Bloodstream infections (BSI) caused by Candida sp. have a high mortality rate and have been increasing in recent years. Ocular candidiasis (OC) is one systemic manifestation of Candida infection; either chorioretinitis or endophthalmitis, and may lead to vision loss. Therefore, IDSA recommends an ophthalmology exam for all patients with Candida BSI. However, reported incidence of OC varies from 1-25%, questioning routine eye exams in these patients. The purpose of this study is to evaluate the number of patients who undergo ophthalmological exams and those diagnosed with OC at Ochsner Medical Center, New Orleans (OMC-NO).
144 patients were identified from January 2013-December 2015 with at least one positive blood culture for Candida sp (only albicans, glabrata, and parapsilosis were included). Records were reviewed through the EPIC system.
Of the 144 patients, 65 were females and 79 males; average age 58 years old. 76 (52.8%) had an ophthalmological exam at Ochsner; excluding 1 patient who refused an exam, 1 patient who was excessively combative, and 1 patient in whom exam was deferred due to medical condition. 3 patients (3.9%) showed Candida chorioretinitis; none endophthalmitis.
OC can have devastating consequences if left untreated and early diagnosis is imperative. Our analysis reveals that OC is present in 3.9% of ophthalmology exams, but this may be biased towards patients who are cooperative and can tolerate a dilated eye exam. Critical patients with multiple co-morbidities may be at higher risk for OC. A weakness of our study is that it is limited to ophthalmology records at Ochsner, and there may be records at outside facilities. Further data is required to make recommendations in patients with Candida BSI.
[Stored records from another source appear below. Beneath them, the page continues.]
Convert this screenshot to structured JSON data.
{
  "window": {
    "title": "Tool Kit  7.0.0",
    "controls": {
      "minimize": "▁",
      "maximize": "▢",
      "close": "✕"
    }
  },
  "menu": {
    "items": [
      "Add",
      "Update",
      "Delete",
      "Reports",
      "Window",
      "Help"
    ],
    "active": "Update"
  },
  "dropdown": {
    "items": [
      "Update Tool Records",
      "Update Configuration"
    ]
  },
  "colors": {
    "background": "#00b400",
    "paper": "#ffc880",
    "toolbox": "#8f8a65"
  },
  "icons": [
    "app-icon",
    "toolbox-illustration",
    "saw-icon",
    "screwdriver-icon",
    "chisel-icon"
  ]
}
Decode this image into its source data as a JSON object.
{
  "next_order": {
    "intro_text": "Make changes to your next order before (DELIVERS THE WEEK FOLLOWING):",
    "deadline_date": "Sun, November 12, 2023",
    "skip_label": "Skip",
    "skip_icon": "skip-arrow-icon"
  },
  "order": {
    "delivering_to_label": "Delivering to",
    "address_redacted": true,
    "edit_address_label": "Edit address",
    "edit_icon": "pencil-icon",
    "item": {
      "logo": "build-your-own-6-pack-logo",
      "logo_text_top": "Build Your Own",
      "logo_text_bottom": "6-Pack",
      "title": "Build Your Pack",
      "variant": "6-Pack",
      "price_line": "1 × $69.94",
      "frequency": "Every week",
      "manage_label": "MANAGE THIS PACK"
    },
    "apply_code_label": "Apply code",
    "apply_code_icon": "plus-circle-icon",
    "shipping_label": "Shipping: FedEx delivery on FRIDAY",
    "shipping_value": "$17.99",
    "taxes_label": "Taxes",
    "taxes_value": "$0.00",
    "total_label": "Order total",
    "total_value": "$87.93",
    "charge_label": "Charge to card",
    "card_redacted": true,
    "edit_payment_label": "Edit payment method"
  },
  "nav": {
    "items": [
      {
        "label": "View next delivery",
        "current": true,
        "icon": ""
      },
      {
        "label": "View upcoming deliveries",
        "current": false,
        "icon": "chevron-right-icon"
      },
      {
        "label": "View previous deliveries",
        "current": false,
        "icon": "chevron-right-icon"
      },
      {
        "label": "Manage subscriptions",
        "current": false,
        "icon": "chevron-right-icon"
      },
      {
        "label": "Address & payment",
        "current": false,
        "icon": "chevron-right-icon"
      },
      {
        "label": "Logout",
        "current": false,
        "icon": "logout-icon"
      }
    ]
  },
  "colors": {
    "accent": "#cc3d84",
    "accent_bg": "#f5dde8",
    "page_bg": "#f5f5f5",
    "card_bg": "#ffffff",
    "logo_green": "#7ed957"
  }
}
L. Reddy, None
A. Iliceto, None
D. Ashcraft, None
G. Pankey, None
J. Nussdorf, None
J. Garcia-Diaz, None